Submitted to: International Congress of Plant Physiology
Publication Type: Proceedings
Publication Acceptance Date: May 15, 2003
Publication Date: August 1, 2004
Citation: Ort, D.R. 2004, 1-10. Constracting mechanisms responsible for chilling-induced inhibition of photosynthesis in warm climate crop plants. Indian Journal of Plant Physiology 2003 (Special Issue). Technical Abstract: Many of the most important agronomic species grown in temperate regions of the world have evolutionary origins in warmer tropical and subtropical habitats. Unlike native temperate climate species, most of these warm climate species have very limited capacity to acclimate to cool temperatures. The cool temperature sensitivity of these crops plays a central role in determining the growing range as well as annual variations in their economic success thus explaining the long term interest in discovering the mechanistic bases for low temperature sensitivity. It is hoped that by defining the primary chilling-induced metabolic dysfunctions in these crops that it will be possible to devise strategies to minimize the sensitivity.

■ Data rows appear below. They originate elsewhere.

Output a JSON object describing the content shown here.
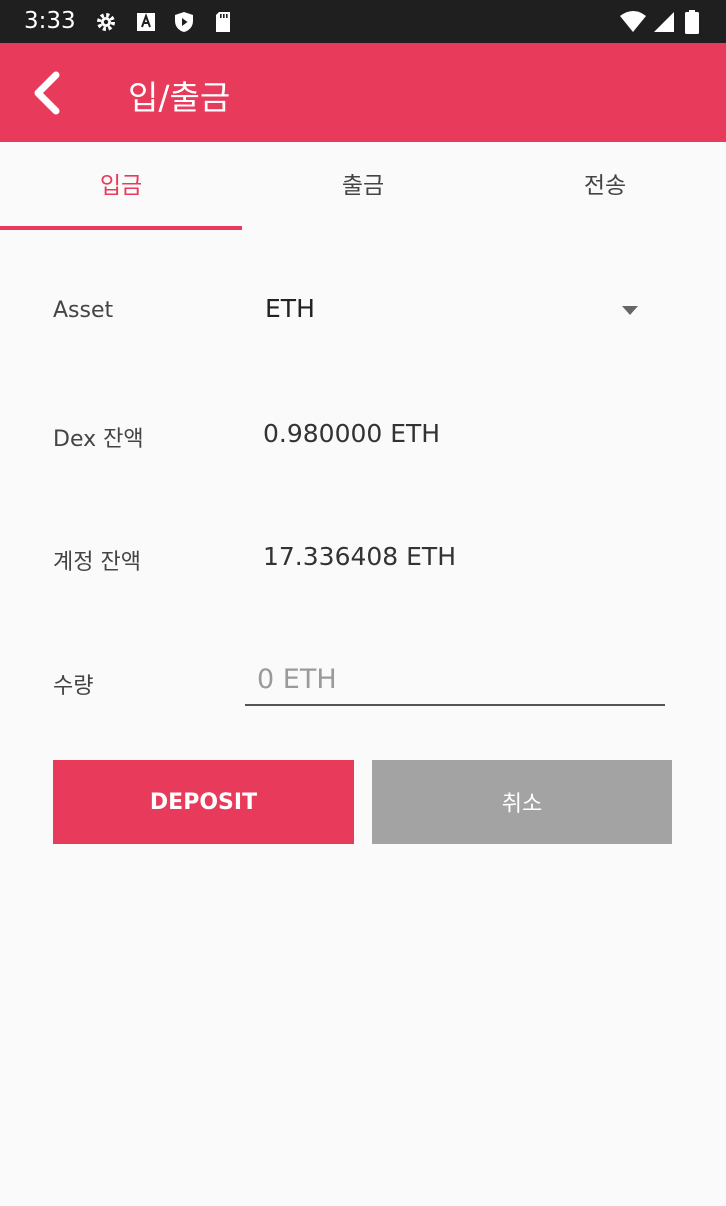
{
  "status_bar": {
    "time": "3:33",
    "icons": [
      "gear-icon",
      "a-box-icon",
      "shield-play-icon",
      "sd-card-icon",
      "wifi-icon",
      "signal-icon",
      "battery-icon"
    ]
  },
  "app_bar": {
    "title": "입/출금",
    "back_icon": "chevron-left-icon"
  },
  "tabs": [
    {
      "label": "입금",
      "active": true
    },
    {
      "label": "출금",
      "active": false
    },
    {
      "label": "전송",
      "active": false
    }
  ],
  "form": {
    "asset_label": "Asset",
    "asset_value": "ETH",
    "dex_balance_label": "Dex 잔액",
    "dex_balance_value": "0.980000 ETH",
    "account_balance_label": "계정 잔액",
    "account_balance_value": "17.336408 ETH",
    "amount_label": "수량",
    "amount_placeholder": "0 ETH",
    "amount_value": ""
  },
  "buttons": {
    "deposit_label": "DEPOSIT",
    "cancel_label": "취소"
  },
  "colors": {
    "accent": "#e83a5b",
    "status_bar": "#1f1f1f",
    "cancel_button": "#a3a3a3",
    "background": "#fafafa"
  }
}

However, a large body of research has revealed that the relevant physiological base of chilling sensitivity depends critically on the seasonal climatic conditions of the target growing region, whether the low temperature episodes occur at night or in the light, as well as on the species of warm climate plant under consideration.